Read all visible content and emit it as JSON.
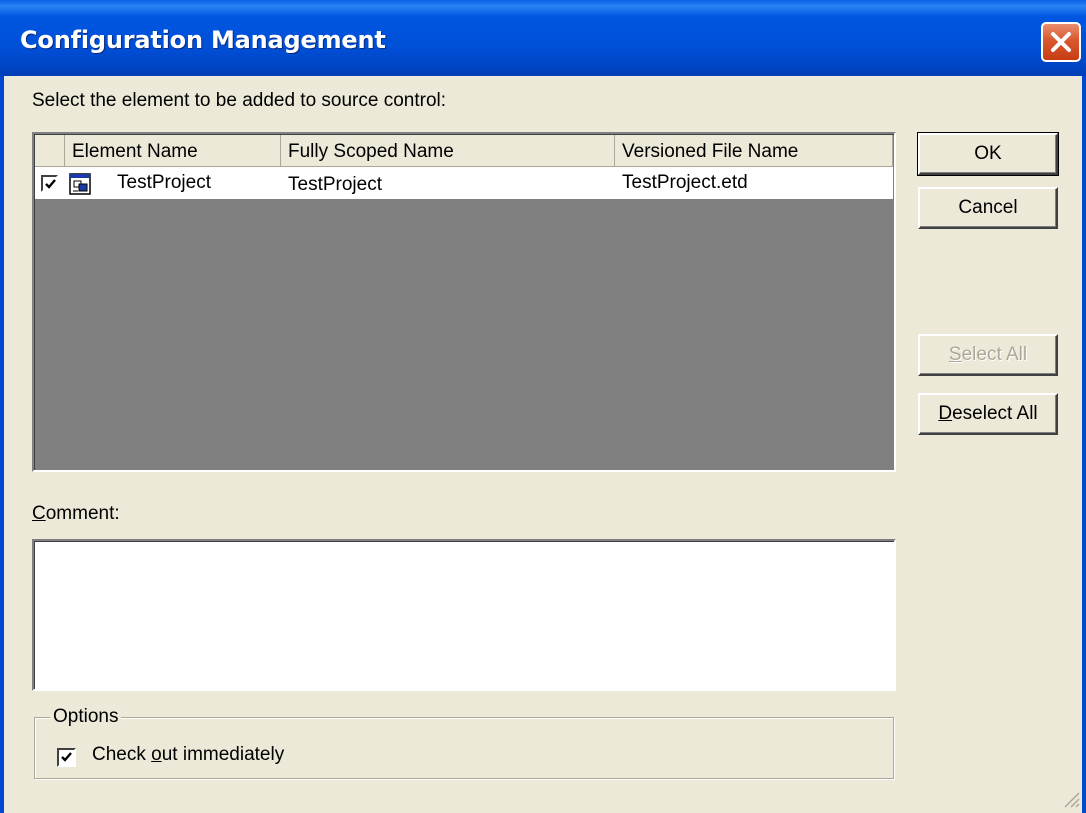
{
  "window": {
    "title": "Configuration Management",
    "close_icon": "close-icon"
  },
  "instruction": "Select the element to be added to source control:",
  "list": {
    "columns": [
      "Element Name",
      "Fully Scoped Name",
      "Versioned File Name"
    ],
    "rows": [
      {
        "checked": true,
        "icon": "project-icon",
        "element_name": "TestProject",
        "fully_scoped_name": "TestProject",
        "versioned_file_name": "TestProject.etd"
      }
    ]
  },
  "buttons": {
    "ok": "OK",
    "cancel": "Cancel",
    "select_all": {
      "mnemonic": "S",
      "rest": "elect All",
      "enabled": false
    },
    "deselect_all": {
      "mnemonic": "D",
      "rest": "eselect All",
      "enabled": true
    }
  },
  "comment": {
    "label_mnemonic": "C",
    "label_rest": "omment:",
    "value": ""
  },
  "options": {
    "legend": "Options",
    "check_out": {
      "before": "Check ",
      "mnemonic": "o",
      "after": "ut immediately",
      "checked": true
    }
  },
  "colors": {
    "titlebar": "#0050d8",
    "dialog_bg": "#ece9d8",
    "list_empty_bg": "#808080",
    "close_button": "#d8582e"
  }
}
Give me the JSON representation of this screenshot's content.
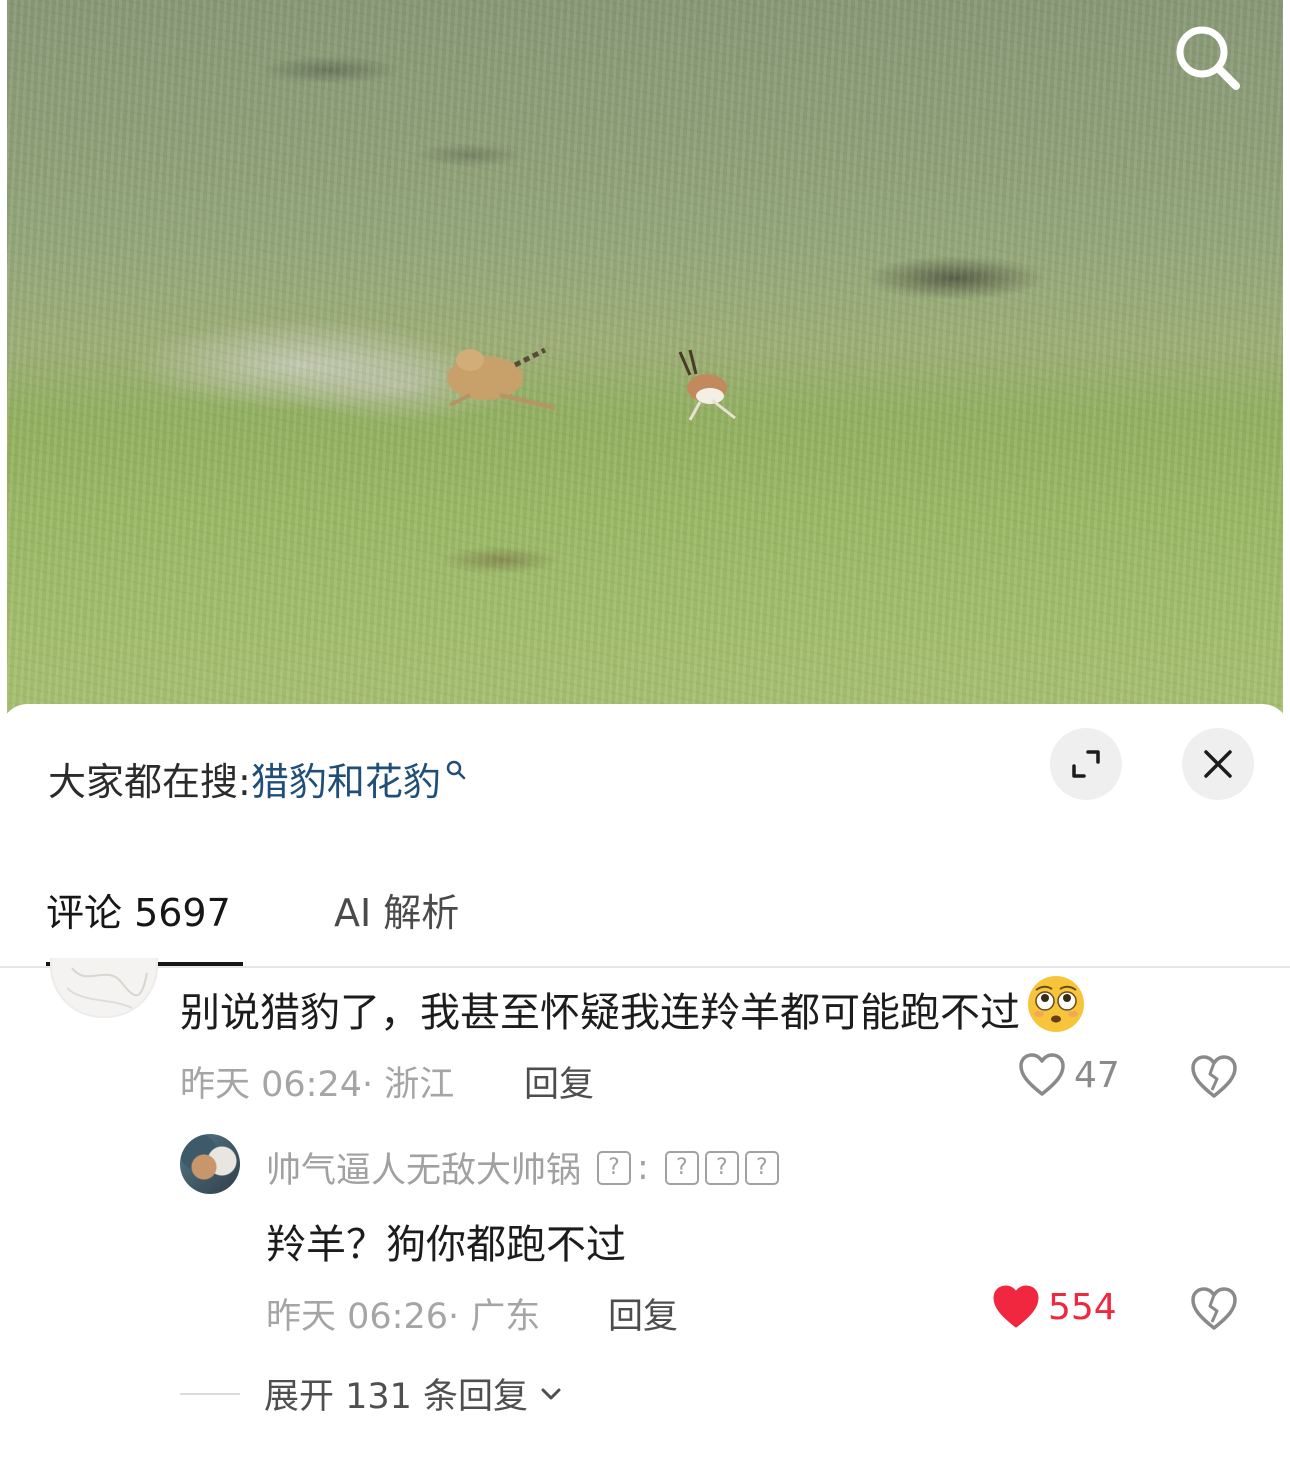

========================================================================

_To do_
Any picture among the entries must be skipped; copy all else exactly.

_Answer for this exercise_
Read all visible content and emit it as JSON.
{
  "window": {
    "title": "Configuration Management",
    "close_icon": "close-icon"
  },
  "instruction": "Select the element to be added to source control:",
  "list": {
    "columns": [
      "Element Name",
      "Fully Scoped Name",
      "Versioned File Name"
    ],
    "rows": [
      {
        "checked": true,
        "icon": "project-icon",
        "element_name": "TestProject",
        "fully_scoped_name": "TestProject",
        "versioned_file_name": "TestProject.etd"
      }
    ]
  },
  "buttons": {
    "ok": "OK",
    "cancel": "Cancel",
    "select_all": {
      "mnemonic": "S",
      "rest": "elect All",
      "enabled": false
    },
    "deselect_all": {
      "mnemonic": "D",
      "rest": "eselect All",
      "enabled": true
    }
  },
  "comment": {
    "label_mnemonic": "C",
    "label_rest": "omment:",
    "value": ""
  },
  "options": {
    "legend": "Options",
    "check_out": {
      "before": "Check ",
      "mnemonic": "o",
      "after": "ut immediately",
      "checked": true
    }
  },
  "colors": {
    "titlebar": "#0050d8",
    "dialog_bg": "#ece9d8",
    "list_empty_bg": "#808080",
    "close_button": "#d8582e"
  }
}
Give me the JSON representation of this screenshot's content.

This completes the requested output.